[Excerpts from an interface dataset]

****

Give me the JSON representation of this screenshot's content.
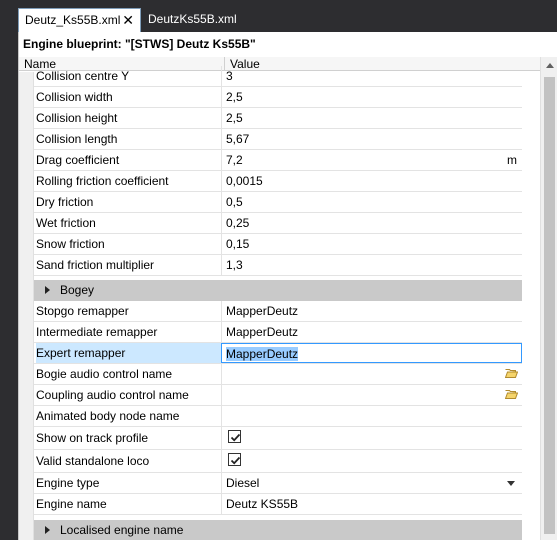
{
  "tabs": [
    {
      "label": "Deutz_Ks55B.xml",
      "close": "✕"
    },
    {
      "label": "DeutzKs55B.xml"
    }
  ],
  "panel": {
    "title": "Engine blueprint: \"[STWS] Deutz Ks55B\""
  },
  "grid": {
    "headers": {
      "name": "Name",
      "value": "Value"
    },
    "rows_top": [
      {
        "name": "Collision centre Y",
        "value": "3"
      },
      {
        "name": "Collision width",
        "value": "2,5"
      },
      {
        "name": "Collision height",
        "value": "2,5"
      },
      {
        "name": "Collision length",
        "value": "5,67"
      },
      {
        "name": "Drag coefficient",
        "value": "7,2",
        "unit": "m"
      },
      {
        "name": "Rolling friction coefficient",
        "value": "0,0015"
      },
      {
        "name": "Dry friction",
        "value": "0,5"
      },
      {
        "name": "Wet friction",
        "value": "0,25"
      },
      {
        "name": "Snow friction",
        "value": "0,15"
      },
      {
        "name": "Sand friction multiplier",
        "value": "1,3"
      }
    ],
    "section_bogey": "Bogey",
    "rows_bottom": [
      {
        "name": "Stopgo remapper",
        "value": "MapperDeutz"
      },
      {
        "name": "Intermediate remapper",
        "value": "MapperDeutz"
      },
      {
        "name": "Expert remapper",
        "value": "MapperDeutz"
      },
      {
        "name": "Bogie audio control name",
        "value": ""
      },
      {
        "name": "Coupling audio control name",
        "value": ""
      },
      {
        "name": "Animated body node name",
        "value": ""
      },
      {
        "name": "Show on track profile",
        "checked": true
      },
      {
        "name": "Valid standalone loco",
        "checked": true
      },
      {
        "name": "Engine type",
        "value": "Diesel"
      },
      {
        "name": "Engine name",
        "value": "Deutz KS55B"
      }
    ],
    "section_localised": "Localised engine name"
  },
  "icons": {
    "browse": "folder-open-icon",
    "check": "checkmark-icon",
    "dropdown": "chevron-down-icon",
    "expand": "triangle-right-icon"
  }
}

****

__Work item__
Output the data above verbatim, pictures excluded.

__Response to this exercise__
Give me the JSON representation of this screenshot's content.
{
  "tabs": [
    {
      "label": "Deutz_Ks55B.xml",
      "close": "✕"
    },
    {
      "label": "DeutzKs55B.xml"
    }
  ],
  "panel": {
    "title": "Engine blueprint: \"[STWS] Deutz Ks55B\""
  },
  "grid": {
    "headers": {
      "name": "Name",
      "value": "Value"
    },
    "rows_top": [
      {
        "name": "Collision centre Y",
        "value": "3"
      },
      {
        "name": "Collision width",
        "value": "2,5"
      },
      {
        "name": "Collision height",
        "value": "2,5"
      },
      {
        "name": "Collision length",
        "value": "5,67"
      },
      {
        "name": "Drag coefficient",
        "value": "7,2",
        "unit": "m"
      },
      {
        "name": "Rolling friction coefficient",
        "value": "0,0015"
      },
      {
        "name": "Dry friction",
        "value": "0,5"
      },
      {
        "name": "Wet friction",
        "value": "0,25"
      },
      {
        "name": "Snow friction",
        "value": "0,15"
      },
      {
        "name": "Sand friction multiplier",
        "value": "1,3"
      }
    ],
    "section_bogey": "Bogey",
    "rows_bottom": [
      {
        "name": "Stopgo remapper",
        "value": "MapperDeutz"
      },
      {
        "name": "Intermediate remapper",
        "value": "MapperDeutz"
      },
      {
        "name": "Expert remapper",
        "value": "MapperDeutz"
      },
      {
        "name": "Bogie audio control name",
        "value": ""
      },
      {
        "name": "Coupling audio control name",
        "value": ""
      },
      {
        "name": "Animated body node name",
        "value": ""
      },
      {
        "name": "Show on track profile",
        "checked": true
      },
      {
        "name": "Valid standalone loco",
        "checked": true
      },
      {
        "name": "Engine type",
        "value": "Diesel"
      },
      {
        "name": "Engine name",
        "value": "Deutz KS55B"
      }
    ],
    "section_localised": "Localised engine name"
  },
  "icons": {
    "browse": "folder-open-icon",
    "check": "checkmark-icon",
    "dropdown": "chevron-down-icon",
    "expand": "triangle-right-icon"
  }
}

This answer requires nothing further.